LISTED ENTRIES:
+++++

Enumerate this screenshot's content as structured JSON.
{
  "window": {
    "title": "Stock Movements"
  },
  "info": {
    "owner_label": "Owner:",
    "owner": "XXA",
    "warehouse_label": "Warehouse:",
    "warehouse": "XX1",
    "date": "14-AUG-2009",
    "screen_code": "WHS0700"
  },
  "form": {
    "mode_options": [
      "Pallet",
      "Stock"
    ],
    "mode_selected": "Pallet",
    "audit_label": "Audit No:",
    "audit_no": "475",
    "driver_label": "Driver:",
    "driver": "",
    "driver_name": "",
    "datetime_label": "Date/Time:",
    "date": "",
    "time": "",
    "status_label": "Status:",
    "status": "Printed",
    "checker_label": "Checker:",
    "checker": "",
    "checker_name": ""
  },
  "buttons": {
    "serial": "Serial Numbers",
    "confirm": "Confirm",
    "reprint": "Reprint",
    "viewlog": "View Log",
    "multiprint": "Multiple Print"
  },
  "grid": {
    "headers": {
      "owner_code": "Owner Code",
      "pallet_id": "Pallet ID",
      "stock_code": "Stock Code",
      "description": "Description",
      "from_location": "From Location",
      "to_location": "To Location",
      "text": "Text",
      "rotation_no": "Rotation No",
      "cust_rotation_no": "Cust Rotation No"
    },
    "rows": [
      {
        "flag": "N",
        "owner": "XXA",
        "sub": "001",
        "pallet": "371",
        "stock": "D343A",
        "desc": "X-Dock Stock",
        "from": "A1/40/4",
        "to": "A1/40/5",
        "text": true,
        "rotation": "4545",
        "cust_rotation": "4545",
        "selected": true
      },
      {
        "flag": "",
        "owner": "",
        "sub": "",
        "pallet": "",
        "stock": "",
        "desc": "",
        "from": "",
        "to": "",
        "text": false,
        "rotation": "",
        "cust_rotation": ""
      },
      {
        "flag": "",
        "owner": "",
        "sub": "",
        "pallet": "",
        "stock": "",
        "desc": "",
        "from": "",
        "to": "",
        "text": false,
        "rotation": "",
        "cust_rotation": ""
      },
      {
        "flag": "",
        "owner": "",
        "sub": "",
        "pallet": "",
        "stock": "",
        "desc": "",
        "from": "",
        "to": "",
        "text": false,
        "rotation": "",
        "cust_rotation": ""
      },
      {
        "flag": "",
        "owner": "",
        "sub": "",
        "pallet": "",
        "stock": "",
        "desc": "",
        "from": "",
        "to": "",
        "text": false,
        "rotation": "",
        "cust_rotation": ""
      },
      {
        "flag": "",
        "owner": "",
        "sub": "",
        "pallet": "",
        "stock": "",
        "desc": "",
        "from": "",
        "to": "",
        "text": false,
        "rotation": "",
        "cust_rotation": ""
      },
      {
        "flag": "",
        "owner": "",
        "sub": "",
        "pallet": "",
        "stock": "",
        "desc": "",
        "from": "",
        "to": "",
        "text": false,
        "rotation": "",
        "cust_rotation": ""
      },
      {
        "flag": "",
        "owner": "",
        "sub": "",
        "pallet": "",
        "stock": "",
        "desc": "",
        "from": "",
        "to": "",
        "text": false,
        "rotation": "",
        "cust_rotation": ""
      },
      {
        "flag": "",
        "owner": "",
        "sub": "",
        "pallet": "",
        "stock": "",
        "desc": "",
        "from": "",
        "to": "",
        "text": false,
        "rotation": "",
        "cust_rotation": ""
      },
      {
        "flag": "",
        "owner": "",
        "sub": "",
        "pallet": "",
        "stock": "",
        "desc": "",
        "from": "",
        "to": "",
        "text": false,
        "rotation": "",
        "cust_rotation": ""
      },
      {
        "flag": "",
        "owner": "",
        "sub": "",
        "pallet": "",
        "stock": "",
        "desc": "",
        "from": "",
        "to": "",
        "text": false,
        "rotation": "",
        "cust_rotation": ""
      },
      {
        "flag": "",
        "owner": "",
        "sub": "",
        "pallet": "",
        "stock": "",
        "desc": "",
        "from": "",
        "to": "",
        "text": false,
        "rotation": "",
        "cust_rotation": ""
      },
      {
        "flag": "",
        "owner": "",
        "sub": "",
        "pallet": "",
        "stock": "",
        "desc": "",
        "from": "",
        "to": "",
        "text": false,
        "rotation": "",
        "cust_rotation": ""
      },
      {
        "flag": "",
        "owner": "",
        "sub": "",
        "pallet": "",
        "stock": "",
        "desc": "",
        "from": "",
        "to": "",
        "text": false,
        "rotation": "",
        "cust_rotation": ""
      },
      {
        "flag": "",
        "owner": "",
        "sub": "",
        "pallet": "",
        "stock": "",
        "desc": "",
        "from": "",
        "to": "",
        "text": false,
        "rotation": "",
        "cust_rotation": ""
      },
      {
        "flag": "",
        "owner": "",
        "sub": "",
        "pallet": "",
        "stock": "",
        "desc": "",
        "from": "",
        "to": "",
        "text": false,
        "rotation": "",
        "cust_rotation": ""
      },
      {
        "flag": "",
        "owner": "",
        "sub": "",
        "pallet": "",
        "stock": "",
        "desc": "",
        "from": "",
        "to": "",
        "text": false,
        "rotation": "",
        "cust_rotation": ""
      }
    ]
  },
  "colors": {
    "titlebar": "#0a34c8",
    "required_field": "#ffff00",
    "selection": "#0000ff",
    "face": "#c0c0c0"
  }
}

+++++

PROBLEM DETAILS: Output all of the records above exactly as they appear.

RESULT BELOW:
Enumerate this screenshot's content as structured JSON.
{
  "window": {
    "title": "Stock Movements"
  },
  "info": {
    "owner_label": "Owner:",
    "owner": "XXA",
    "warehouse_label": "Warehouse:",
    "warehouse": "XX1",
    "date": "14-AUG-2009",
    "screen_code": "WHS0700"
  },
  "form": {
    "mode_options": [
      "Pallet",
      "Stock"
    ],
    "mode_selected": "Pallet",
    "audit_label": "Audit No:",
    "audit_no": "475",
    "driver_label": "Driver:",
    "driver": "",
    "driver_name": "",
    "datetime_label": "Date/Time:",
    "date": "",
    "time": "",
    "status_label": "Status:",
    "status": "Printed",
    "checker_label": "Checker:",
    "checker": "",
    "checker_name": ""
  },
  "buttons": {
    "serial": "Serial Numbers",
    "confirm": "Confirm",
    "reprint": "Reprint",
    "viewlog": "View Log",
    "multiprint": "Multiple Print"
  },
  "grid": {
    "headers": {
      "owner_code": "Owner Code",
      "pallet_id": "Pallet ID",
      "stock_code": "Stock Code",
      "description": "Description",
      "from_location": "From Location",
      "to_location": "To Location",
      "text": "Text",
      "rotation_no": "Rotation No",
      "cust_rotation_no": "Cust Rotation No"
    },
    "rows": [
      {
        "flag": "N",
        "owner": "XXA",
        "sub": "001",
        "pallet": "371",
        "stock": "D343A",
        "desc": "X-Dock Stock",
        "from": "A1/40/4",
        "to": "A1/40/5",
        "text": true,
        "rotation": "4545",
        "cust_rotation": "4545",
        "selected": true
      },
      {
        "flag": "",
        "owner": "",
        "sub": "",
        "pallet": "",
        "stock": "",
        "desc": "",
        "from": "",
        "to": "",
        "text": false,
        "rotation": "",
        "cust_rotation": ""
      },
      {
        "flag": "",
        "owner": "",
        "sub": "",
        "pallet": "",
        "stock": "",
        "desc": "",
        "from": "",
        "to": "",
        "text": false,
        "rotation": "",
        "cust_rotation": ""
      },
      {
        "flag": "",
        "owner": "",
        "sub": "",
        "pallet": "",
        "stock": "",
        "desc": "",
        "from": "",
        "to": "",
        "text": false,
        "rotation": "",
        "cust_rotation": ""
      },
      {
        "flag": "",
        "owner": "",
        "sub": "",
        "pallet": "",
        "stock": "",
        "desc": "",
        "from": "",
        "to": "",
        "text": false,
        "rotation": "",
        "cust_rotation": ""
      },
      {
        "flag": "",
        "owner": "",
        "sub": "",
        "pallet": "",
        "stock": "",
        "desc": "",
        "from": "",
        "to": "",
        "text": false,
        "rotation": "",
        "cust_rotation": ""
      },
      {
        "flag": "",
        "owner": "",
        "sub": "",
        "pallet": "",
        "stock": "",
        "desc": "",
        "from": "",
        "to": "",
        "text": false,
        "rotation": "",
        "cust_rotation": ""
      },
      {
        "flag": "",
        "owner": "",
        "sub": "",
        "pallet": "",
        "stock": "",
        "desc": "",
        "from": "",
        "to": "",
        "text": false,
        "rotation": "",
        "cust_rotation": ""
      },
      {
        "flag": "",
        "owner": "",
        "sub": "",
        "pallet": "",
        "stock": "",
        "desc": "",
        "from": "",
        "to": "",
        "text": false,
        "rotation": "",
        "cust_rotation": ""
      },
      {
        "flag": "",
        "owner": "",
        "sub": "",
        "pallet": "",
        "stock": "",
        "desc": "",
        "from": "",
        "to": "",
        "text": false,
        "rotation": "",
        "cust_rotation": ""
      },
      {
        "flag": "",
        "owner": "",
        "sub": "",
        "pallet": "",
        "stock": "",
        "desc": "",
        "from": "",
        "to": "",
        "text": false,
        "rotation": "",
        "cust_rotation": ""
      },
      {
        "flag": "",
        "owner": "",
        "sub": "",
        "pallet": "",
        "stock": "",
        "desc": "",
        "from": "",
        "to": "",
        "text": false,
        "rotation": "",
        "cust_rotation": ""
      },
      {
        "flag": "",
        "owner": "",
        "sub": "",
        "pallet": "",
        "stock": "",
        "desc": "",
        "from": "",
        "to": "",
        "text": false,
        "rotation": "",
        "cust_rotation": ""
      },
      {
        "flag": "",
        "owner": "",
        "sub": "",
        "pallet": "",
        "stock": "",
        "desc": "",
        "from": "",
        "to": "",
        "text": false,
        "rotation": "",
        "cust_rotation": ""
      },
      {
        "flag": "",
        "owner": "",
        "sub": "",
        "pallet": "",
        "stock": "",
        "desc": "",
        "from": "",
        "to": "",
        "text": false,
        "rotation": "",
        "cust_rotation": ""
      },
      {
        "flag": "",
        "owner": "",
        "sub": "",
        "pallet": "",
        "stock": "",
        "desc": "",
        "from": "",
        "to": "",
        "text": false,
        "rotation": "",
        "cust_rotation": ""
      },
      {
        "flag": "",
        "owner": "",
        "sub": "",
        "pallet": "",
        "stock": "",
        "desc": "",
        "from": "",
        "to": "",
        "text": false,
        "rotation": "",
        "cust_rotation": ""
      }
    ]
  },
  "colors": {
    "titlebar": "#0a34c8",
    "required_field": "#ffff00",
    "selection": "#0000ff",
    "face": "#c0c0c0"
  }
}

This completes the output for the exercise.